Here we suffered very much for food and fresh air. We were in No. 1150 on board and all put down between decks. At sun down there was as many people lay on deck as to touch each other all round the deck and as many hammocks as could sling over head. And the fore part of the ship full of sick prisoners with the fever. There was only one passage to go on deck at a time. And if a man should attempt to raise his head above the grate he would have a bayonet stuck in it. Many of the prisoners was troubled with the disentary and would come to the steps, and could not be permitted to go on deck, and was obliged to ease themselves on the spot. And the next morning for 12 feet around the hatches was nothing but excrement ...
There was all kinds of business carried on. Some playing cards, others swearing, stealing, fighting, some dying &c. When a man died he was carried up on the forecastle and laid there until the next morning at 8 o’clock when they were all lowered down the ship sides by rope round them in the same manner as tho’ they were beasts. There was 8 died of a day while I was there. They were carried on shore in heaps and hove out the boat and on the wharf, then taken across a hand barrow, carried to the edge of the bank, where a hole was dug 1 or 2 feet deep and all hove in together.

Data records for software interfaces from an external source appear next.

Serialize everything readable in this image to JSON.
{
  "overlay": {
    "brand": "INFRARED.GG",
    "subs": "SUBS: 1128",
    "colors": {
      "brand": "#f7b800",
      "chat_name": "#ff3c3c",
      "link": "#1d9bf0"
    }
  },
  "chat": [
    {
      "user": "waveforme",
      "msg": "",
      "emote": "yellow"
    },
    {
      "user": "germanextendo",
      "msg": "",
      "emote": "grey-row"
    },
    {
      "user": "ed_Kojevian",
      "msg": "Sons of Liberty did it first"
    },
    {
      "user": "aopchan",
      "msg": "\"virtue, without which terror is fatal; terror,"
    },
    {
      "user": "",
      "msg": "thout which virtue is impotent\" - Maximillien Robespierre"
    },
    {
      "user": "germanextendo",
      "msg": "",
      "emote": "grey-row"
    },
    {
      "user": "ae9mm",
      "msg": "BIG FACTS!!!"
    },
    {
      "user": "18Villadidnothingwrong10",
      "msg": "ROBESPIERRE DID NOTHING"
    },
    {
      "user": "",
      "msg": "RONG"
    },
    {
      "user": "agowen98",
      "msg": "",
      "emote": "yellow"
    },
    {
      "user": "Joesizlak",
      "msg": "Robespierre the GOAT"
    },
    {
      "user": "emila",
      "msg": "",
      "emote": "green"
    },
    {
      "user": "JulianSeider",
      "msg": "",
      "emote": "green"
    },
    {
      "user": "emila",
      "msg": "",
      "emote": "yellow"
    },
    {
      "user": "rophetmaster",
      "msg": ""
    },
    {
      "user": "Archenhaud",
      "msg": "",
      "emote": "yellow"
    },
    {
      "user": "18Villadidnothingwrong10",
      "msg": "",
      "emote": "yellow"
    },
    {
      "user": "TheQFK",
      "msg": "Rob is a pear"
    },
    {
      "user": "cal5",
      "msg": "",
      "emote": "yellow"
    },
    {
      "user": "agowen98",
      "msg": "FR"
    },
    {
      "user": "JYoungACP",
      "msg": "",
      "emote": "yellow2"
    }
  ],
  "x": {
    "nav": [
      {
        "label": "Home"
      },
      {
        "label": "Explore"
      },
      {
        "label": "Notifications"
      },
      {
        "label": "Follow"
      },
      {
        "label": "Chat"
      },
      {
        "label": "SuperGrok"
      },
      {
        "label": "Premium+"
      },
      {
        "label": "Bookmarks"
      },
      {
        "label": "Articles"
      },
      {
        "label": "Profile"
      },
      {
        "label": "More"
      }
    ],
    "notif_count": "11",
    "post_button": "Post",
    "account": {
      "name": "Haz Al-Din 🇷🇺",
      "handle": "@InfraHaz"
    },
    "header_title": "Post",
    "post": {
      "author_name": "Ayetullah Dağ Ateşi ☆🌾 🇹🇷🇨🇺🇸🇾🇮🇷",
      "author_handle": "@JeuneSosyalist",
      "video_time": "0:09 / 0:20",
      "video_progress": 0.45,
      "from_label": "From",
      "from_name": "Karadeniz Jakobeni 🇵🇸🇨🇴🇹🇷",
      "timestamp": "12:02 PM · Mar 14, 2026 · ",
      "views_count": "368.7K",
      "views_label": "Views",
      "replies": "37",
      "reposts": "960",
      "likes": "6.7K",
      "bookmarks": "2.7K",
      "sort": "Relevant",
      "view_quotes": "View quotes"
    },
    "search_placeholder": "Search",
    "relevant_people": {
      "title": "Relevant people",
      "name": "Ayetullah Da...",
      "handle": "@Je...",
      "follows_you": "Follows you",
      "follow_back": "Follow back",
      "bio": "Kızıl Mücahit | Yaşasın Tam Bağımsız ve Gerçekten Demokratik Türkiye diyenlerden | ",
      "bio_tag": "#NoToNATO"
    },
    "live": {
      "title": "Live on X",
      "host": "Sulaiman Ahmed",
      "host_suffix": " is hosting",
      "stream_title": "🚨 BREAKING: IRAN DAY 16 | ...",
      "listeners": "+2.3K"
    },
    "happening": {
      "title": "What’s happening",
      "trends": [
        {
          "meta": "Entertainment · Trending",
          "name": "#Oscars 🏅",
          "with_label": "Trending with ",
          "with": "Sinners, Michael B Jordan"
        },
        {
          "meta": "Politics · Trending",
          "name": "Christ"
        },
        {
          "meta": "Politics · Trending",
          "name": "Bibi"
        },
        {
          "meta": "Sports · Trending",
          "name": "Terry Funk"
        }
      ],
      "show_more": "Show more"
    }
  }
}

Vail was on the Jersey when he heard the news of the surrender of Charles Lord Cornwallis at Yorktown, on Oct. 19, 1781. This pretty much ended the war, although it would not become official for another two years.
We heard the firing of cannon from the Jersey for rejoicing and whenever our people fired the British would fire from their batteries so as to confuse that people should not be informed of Cornwallis capture.
Vail was soon released in a prisoner exchange. On his way up the Norwich River heading for Norwich, Conn., where he was planning to live, he came down with a fever.
I staggered and realed like a drunken man. I got to the house that evening. I soaked my feet in warm water and I soon lost my senses for 27 days ... In about six weeks I was able to walk about and was asked whether I should go to sea any more. I told the person who asked me that I never would if I begged my bread from door to door.
But Vail’s resolve weakened as soon as salt air refreshed his nostrils. In the middle of March, 1782, he was in New London, and he went to sea again. In a flurry of privateering activity off Montauk Point and Block Island Sound, his ships captured a number of prizes that were sailed back to New London. Vail ended his role in the Revolutionary War in the summer of 1782. He was 24 and would live to be 88.
This is how Christopher Vail ends his journal:
This was in August. After this I remained on shore until November when I got married and remained at home until the next spring, when peace took place.